Tuesday, January 27, 2009 | 2:43 PM
Motion Charts make it possible for you to perform both high-level analysis (such as identifing long-term trends) and targeted analysis (aimed at gauging the impact of a specific change or event).
In today's post, we'll focus on identifying trends. Here are some examples of high-level trends you might want to examine using motion charts:
- How the value of a keyword changes over time
- How targeting traffic from a channel improves (or decreases) the quality of your visitors over time
- How landing page optimization affects visitor behavior
- How engagement metrics relate to your conversion rate
- How your visitor profile changes over time
When to use a motion chart instead of just a graph
A standard graph shows data across two dimensions, (X-axis and Y-axis). On the other hand, Motion Charts let you look at data across up to five dimensions (X-axis, Y-axis, Color, Size and Time). If you're having flashbacks to high school math class, don't panic! Let's look at an example. We'll use Motion Charts to spot a trend of increasing visits from users of Internet Explorer on the Windows operating system.
Example: Spotting a trend in the Browser / OS Report
Start by navigating to the Browser and OS Report.
Next, click the "Visualize" button at the top of the report.
We'll select Visits for the X-axis, and % New Visits for the Y-axis. The chart loads a view of the data for the first day of the period. Notice that the bubble for Internet Explorer/Windows starts well on the left side of the chart:
After clicking play, the chart begins to change. Midway through the period, the "Internet Explorer / Windows" bubble has moved and now hovers near the middle of the chart. The other bubbles stay to the left, showing that the increase is not a trend across all the browser/OS combinations.
By the last days of the period being charted, the Internet Explorer / Windows bubble has moved to hover in the far right corner, representing a substantial increase in both Visits and % New Visits.
Thanks to the Motion Chart, this trend was easy to spot.
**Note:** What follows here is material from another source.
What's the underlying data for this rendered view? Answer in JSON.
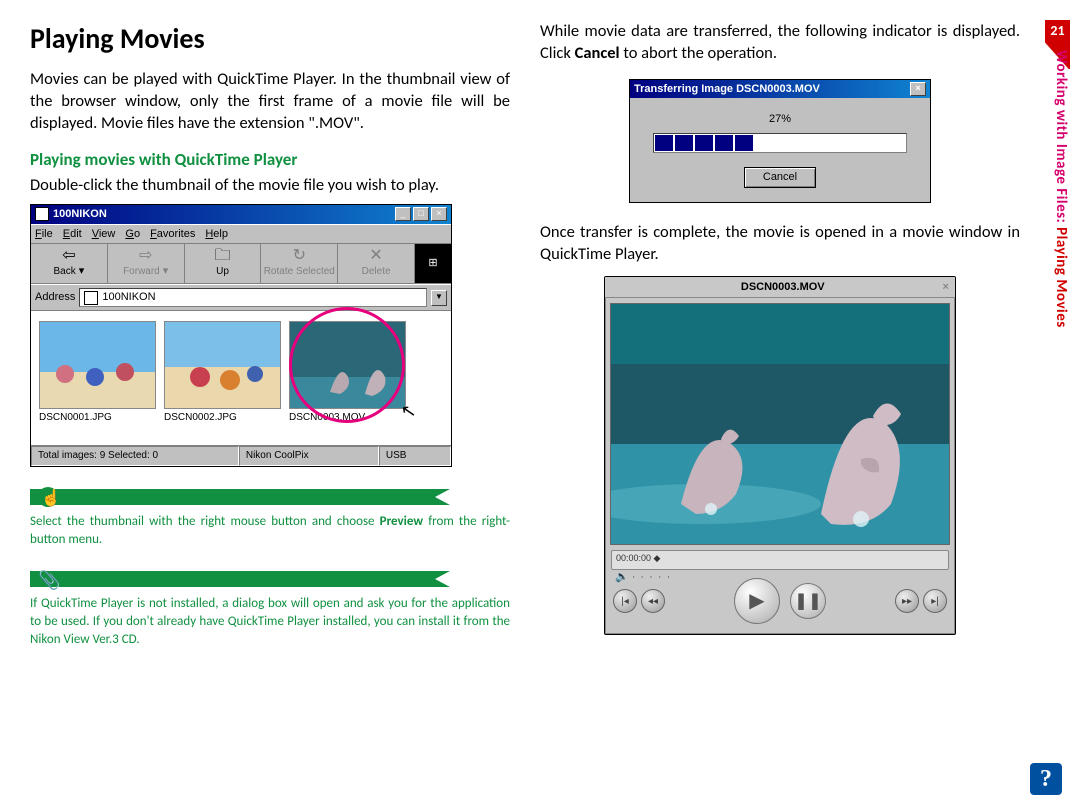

Here's the real question though, what do you do with an observation like this?
- The project manager may budget additional time for quality testing in Internet Explorer vs other browsers due to the change.
- The marketing manager may use the insight to refine his or her understanding of the audience for the site, adjusting the sales copy to match known preferences of Windows users.
- The advertising manager may conclude that the company's new Mac-focused campaign was actually reaching the wrong audience and adjust accordingly.
- Focus on those bubbles that move more gradually. Often these are the bubbles based on the largest amount of data and are less likely to be thrown off by random, one-time occurrences.
- Use the trails feature to visualize a bubble's path across time steps. You can turn on trails by hitting the "Trails" checkbox shown below.
- Change your timescale from days to weeks when looking for longer-term trends. To change the time-scale on your motion chart, navigate back to the report you want to visualize, select the middle button next to the “Graph by” label on the upper-right hand corner of the graph and then click "Visualize" to return to the motion chart.
- Focus on trends that let you take action. If you're easily able to make adjustments to your advertising mix but not your sales copy, then you may want to start your analysis by looking at keyword trends and campaign performance rather than landing page optimization.
- Check out some of the other resources on Motion Charts to sharpen your skills:
Have you ever used motion charts to spot a keyword or site usage trend? Add a comment and tell us about it!